I have always believed that people come into our lives for a reason. And I believe that – in time – it has always proven to be so…
Whether a stranger with whom you briefly converse, or a best friend of many years, there are always lessons, blessings, or both that we gain as a result.
There is ever an underlying purpose in paths crossing. . .
Sometimes people bring a lesson we so desperately need in effort to grow in our strength and resolve.
Others teach us just by being who they are . . .
Perhaps they expose our rougher edges, much in need of love, repair, and polishing…
Perhaps they awaken the idea that what has worked for so long no longer truly serves us in a positive way.
And perhaps they bring out what is best in us – our ability to love, to cherish, to smile, to laugh…
One of the most valuable lessons we learn is that we are all different – sometimes drastically so!
We process differently…
We see the world through lenses colored by our own unique experiences which are, therefore, of a hue no other person will truly comprehend first-hand.
We learn that our ways of doing things may work best for us, but that they may not work for others…and that’s okay.
We develop an overarching understanding that expectations based on what we know / believe / feel may lead to disappointment (because we don’t all think alike). . .but also that we have a right to how we feel.
Being human means, ultimately, a very complex life!
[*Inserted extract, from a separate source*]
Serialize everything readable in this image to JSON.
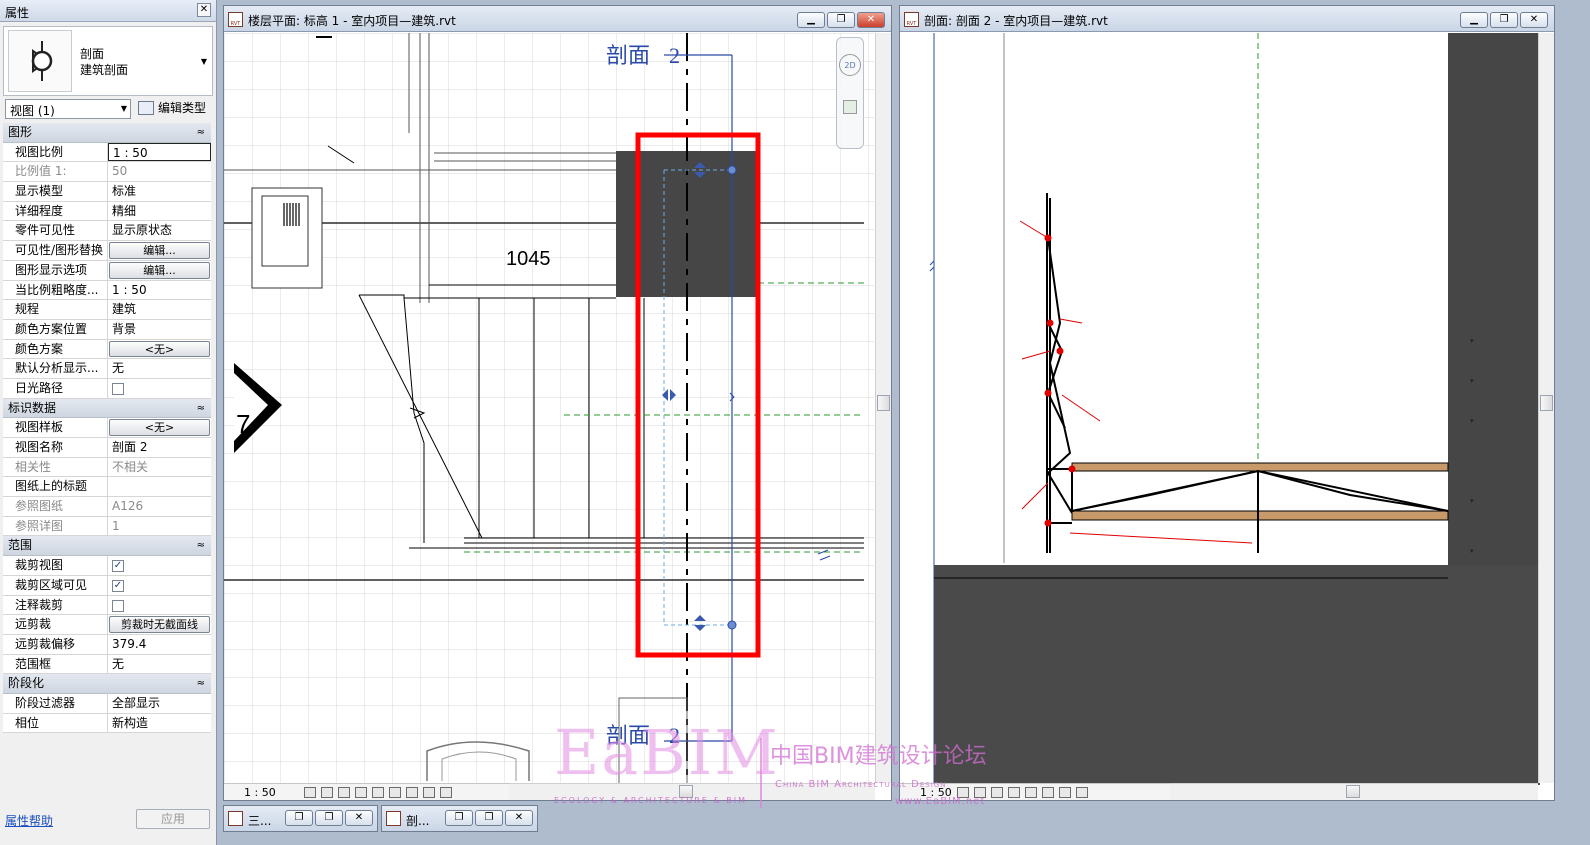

But we can find freedom in recognizing that we are different, and only in control of ourselves… In that way, we accept what is, we accept others as they are, and we do what we can about our contribution.
Some people will drift out of our lives as quickly as they came. . .and others will profess a love and commitment so deep that they will ever be by your side.
Both have given us gifts.
Either way…we are changed (and, in spite of human “baggage” that we all may carry, I’d argue for the better – Opened eyes don’t close as easily, and hearts that have weathered many storms are stronger in the end. . . )
It may take a great leap of faith when all lights seem to have extinguished, but the stars are ever conspiring in your favor, way up there in the dark. . .
Sometimes you just need to find a little hope deep inside, and to trust the timing of the Universe.
Miracles happen all the time, just like an infinite, glittering snow storm once upon a March. . . Or perhaps a prosperous, full-of-good-fortune moon (which you will see when you look up tonight).
I remember surrendering to possibility, amidst a time of great uncertainty. And, just like that, my wildest dreams were surpassed.
A friend of mine – also a highly accomplished Martial Artist – posted a very thought-provoking video yesterday of a young man throwing a full-scale temper tantrum at his teacher. To feel frustration, disappointment, some upset is to be human – it will happen in life. But to get to a point of anger and rage is simply not okay. Ever. Even when there is no physical violence, the words and actions can still be as damaging as if there were.
He posed some very interesting points about why people react this way (because it isn’t a response, it’s a reaction), about avoiding the discussion because it’s too close to home, or because we have differences in opinions (which are nothing more than the lenses we’ve gained through our experiences)…
As a Martial Artist myself, and someone also studying a personal protective defense system, my priority is non-violence. My priority is to have enough wherewithal to exercise control of my person and my reactions / actions / words, even when pushed to the point of anger. I had coincidentally just posted a snapshot of an article I read on a plane this weekend speaking to the very idea of walking away, of non engagement. . .
This teen’s anger is horrifying on so many levels. Respect (in my own world) is of the utmost importance – the things that are said, and the actions taken, are testament to the complete lack of respect for another human being. . .and they can, as above, be as damaging as if the teacher was struck physically.
This also calls to mind the idea that help is desperately needed – but I wonder whether it would be sought, or if someone who knows him would every attempt to initiate that conversation. Sadly, I doubt it. I suspect he will go on to injure himself or others in some way…
It isn’t my training that has me thinking this way, though, but rather that I too am human and have never liked confrontation. Human beings are “flawed” by nature but we have the capacity to be empathic, compassionate, and loving – we have the ability to learn control of all aspects of ourselves and to do good in the world.
I commend the teacher for not reacting as I believe that is what might have kept him safe. The wiser man is the one who walks away from the “show” and doesn’t react to the anger with the same.